Supplied material
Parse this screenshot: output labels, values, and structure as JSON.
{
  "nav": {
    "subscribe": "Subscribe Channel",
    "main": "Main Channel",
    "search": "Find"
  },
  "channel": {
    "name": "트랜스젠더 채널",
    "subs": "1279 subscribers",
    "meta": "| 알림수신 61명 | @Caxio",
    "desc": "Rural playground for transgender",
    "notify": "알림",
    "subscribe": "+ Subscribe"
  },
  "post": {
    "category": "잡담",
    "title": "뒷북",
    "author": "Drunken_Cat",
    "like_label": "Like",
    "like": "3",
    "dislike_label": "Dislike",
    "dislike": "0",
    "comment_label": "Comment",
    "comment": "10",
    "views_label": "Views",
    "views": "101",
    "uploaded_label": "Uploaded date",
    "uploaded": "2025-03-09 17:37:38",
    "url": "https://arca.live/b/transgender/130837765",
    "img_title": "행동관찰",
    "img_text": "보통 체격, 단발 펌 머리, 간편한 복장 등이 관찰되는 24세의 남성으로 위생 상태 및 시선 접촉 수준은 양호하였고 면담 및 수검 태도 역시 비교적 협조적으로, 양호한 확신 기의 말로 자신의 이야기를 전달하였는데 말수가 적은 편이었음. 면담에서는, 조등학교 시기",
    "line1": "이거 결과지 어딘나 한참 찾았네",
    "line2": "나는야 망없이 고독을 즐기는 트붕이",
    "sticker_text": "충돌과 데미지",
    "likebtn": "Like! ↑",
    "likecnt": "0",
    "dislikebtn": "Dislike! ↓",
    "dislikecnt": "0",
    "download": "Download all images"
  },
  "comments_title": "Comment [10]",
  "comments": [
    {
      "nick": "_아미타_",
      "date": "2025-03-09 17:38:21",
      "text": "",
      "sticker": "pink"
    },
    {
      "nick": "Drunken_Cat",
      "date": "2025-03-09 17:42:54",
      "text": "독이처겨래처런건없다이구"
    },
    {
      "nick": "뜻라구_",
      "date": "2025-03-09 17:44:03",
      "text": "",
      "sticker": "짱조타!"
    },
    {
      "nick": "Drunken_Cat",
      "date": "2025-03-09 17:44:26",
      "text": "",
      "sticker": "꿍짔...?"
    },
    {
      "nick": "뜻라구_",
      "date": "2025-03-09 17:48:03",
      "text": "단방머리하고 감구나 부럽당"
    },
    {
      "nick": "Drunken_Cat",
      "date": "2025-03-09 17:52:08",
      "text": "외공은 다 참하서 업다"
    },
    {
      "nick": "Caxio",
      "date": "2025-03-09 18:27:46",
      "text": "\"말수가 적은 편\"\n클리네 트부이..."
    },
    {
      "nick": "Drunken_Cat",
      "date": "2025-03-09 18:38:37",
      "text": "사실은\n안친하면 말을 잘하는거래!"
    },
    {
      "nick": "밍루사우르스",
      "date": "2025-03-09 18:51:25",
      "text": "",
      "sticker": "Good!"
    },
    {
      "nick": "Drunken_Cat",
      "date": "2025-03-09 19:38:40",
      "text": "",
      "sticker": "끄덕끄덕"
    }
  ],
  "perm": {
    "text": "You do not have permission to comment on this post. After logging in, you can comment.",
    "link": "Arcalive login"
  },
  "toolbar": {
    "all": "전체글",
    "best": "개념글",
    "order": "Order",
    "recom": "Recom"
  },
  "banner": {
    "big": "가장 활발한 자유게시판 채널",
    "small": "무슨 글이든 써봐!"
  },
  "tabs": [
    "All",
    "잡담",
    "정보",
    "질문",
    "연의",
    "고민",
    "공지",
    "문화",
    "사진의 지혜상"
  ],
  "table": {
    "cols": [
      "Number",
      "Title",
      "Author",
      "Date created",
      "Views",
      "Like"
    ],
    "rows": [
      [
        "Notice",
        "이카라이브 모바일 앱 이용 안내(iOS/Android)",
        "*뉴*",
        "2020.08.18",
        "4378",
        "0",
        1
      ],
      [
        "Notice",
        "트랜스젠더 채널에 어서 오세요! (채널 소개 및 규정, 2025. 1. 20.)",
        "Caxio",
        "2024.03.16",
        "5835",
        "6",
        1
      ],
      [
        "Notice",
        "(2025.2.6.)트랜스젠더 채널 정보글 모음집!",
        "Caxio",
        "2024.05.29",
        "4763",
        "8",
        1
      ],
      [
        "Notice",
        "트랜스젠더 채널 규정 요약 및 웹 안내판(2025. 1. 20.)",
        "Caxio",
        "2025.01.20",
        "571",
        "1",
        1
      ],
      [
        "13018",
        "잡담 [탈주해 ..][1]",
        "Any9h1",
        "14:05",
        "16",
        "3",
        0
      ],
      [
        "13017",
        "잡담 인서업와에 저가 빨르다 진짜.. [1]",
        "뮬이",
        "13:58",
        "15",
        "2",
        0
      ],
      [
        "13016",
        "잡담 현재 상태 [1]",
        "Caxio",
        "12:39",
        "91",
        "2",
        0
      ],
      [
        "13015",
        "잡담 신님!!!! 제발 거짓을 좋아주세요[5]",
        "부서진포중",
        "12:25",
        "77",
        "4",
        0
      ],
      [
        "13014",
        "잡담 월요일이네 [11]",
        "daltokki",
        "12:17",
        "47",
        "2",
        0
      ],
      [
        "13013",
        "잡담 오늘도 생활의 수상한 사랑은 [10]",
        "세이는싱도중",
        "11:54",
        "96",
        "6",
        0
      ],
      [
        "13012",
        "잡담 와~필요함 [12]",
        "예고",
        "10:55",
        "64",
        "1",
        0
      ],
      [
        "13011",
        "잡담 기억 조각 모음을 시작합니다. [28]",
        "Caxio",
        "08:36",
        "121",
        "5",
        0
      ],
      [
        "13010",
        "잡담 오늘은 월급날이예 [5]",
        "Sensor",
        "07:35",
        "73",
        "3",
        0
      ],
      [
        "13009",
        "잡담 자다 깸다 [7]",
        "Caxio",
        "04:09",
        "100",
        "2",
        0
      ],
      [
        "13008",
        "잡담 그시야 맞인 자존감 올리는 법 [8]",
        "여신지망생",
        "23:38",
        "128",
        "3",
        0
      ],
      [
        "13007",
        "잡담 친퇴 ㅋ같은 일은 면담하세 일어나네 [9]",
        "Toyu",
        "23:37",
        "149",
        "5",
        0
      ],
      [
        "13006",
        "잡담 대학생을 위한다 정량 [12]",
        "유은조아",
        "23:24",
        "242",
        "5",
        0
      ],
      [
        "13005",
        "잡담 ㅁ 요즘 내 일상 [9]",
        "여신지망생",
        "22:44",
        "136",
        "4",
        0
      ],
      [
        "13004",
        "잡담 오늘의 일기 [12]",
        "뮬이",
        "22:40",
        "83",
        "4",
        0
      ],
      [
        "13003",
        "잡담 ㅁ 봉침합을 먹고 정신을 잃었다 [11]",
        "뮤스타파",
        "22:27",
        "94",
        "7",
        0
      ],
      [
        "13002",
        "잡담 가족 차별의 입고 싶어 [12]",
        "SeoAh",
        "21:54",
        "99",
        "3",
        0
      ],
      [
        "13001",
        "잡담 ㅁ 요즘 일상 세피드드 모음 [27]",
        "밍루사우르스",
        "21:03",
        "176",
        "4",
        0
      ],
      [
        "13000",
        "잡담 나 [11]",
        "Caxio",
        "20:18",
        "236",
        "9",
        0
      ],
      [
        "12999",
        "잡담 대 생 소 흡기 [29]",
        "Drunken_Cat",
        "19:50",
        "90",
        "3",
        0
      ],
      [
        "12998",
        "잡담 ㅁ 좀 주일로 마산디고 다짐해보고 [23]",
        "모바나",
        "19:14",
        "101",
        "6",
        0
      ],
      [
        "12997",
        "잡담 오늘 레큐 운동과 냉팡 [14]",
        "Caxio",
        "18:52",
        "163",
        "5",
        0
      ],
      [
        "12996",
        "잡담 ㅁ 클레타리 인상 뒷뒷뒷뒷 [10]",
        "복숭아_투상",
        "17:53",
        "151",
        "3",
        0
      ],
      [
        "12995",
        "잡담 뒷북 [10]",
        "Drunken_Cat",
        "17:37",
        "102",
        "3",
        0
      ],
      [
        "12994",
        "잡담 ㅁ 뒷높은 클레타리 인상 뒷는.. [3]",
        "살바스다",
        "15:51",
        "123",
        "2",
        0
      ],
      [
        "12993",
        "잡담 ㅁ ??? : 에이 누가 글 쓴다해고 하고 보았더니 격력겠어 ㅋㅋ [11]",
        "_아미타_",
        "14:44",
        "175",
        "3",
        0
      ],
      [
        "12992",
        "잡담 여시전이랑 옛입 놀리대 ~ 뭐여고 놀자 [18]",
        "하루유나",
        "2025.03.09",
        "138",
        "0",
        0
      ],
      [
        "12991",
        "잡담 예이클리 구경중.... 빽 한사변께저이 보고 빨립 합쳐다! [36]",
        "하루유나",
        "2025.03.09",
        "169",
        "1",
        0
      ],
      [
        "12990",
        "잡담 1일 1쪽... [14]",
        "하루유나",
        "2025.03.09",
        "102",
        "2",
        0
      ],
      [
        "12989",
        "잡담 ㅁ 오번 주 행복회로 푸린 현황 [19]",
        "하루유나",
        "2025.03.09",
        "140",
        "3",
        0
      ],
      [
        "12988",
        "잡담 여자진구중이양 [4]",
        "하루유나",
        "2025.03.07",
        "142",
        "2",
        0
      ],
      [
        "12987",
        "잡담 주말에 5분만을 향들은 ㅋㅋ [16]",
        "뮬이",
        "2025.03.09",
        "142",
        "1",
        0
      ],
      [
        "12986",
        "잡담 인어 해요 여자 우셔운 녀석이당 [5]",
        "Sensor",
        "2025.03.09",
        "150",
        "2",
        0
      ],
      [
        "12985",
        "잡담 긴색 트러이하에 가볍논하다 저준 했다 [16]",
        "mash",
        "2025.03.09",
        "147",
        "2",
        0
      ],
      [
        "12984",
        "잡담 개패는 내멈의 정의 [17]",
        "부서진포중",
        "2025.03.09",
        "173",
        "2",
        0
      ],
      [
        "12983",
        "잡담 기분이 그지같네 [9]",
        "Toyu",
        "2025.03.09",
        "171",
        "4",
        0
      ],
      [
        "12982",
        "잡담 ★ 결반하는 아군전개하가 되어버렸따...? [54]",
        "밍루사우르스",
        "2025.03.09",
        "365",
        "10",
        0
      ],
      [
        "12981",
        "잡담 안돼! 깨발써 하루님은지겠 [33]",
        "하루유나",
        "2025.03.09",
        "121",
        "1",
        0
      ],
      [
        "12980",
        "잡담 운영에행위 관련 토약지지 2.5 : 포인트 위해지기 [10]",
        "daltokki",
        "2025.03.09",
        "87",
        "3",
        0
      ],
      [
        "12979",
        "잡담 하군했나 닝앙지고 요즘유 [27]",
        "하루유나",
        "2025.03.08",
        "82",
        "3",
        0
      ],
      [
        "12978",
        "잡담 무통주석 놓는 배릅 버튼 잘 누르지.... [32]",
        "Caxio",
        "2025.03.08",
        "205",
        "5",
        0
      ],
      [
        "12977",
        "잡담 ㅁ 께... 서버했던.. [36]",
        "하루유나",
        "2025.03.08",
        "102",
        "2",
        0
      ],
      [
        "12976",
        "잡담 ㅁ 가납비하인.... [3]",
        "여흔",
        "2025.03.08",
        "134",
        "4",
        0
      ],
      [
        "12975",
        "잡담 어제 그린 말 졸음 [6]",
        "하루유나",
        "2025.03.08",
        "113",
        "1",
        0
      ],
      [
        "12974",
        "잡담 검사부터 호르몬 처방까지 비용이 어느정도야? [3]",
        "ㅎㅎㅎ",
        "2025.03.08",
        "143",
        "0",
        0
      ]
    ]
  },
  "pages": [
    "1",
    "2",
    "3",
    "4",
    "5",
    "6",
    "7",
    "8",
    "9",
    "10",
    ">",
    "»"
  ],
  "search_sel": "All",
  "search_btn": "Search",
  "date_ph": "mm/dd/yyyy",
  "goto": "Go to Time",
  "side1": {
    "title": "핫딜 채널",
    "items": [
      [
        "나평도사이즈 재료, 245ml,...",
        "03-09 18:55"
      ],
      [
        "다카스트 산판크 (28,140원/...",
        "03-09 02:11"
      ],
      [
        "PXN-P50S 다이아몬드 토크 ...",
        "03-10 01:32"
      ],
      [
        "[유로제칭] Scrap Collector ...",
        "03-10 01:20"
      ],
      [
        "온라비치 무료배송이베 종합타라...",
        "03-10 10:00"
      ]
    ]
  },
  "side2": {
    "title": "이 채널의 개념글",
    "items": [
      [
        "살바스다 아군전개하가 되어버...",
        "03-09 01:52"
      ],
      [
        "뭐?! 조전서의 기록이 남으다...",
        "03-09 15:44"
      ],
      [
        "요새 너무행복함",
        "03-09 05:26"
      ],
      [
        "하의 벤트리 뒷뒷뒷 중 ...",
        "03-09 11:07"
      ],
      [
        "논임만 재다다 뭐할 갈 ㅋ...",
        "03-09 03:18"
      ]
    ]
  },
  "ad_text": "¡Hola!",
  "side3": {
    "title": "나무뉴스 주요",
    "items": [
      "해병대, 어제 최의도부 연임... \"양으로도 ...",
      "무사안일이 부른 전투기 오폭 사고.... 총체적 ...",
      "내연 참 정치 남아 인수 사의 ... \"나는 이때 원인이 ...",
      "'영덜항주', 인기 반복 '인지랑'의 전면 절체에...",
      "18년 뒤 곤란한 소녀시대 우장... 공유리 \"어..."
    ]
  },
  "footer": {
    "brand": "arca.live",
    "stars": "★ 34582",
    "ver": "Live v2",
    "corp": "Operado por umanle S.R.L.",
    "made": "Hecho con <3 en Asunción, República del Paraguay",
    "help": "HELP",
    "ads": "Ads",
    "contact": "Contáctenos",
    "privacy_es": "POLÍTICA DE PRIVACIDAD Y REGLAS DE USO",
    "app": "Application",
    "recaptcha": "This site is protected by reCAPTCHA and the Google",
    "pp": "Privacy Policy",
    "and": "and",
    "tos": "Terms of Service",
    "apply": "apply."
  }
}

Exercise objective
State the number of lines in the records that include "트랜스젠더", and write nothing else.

Your solution
4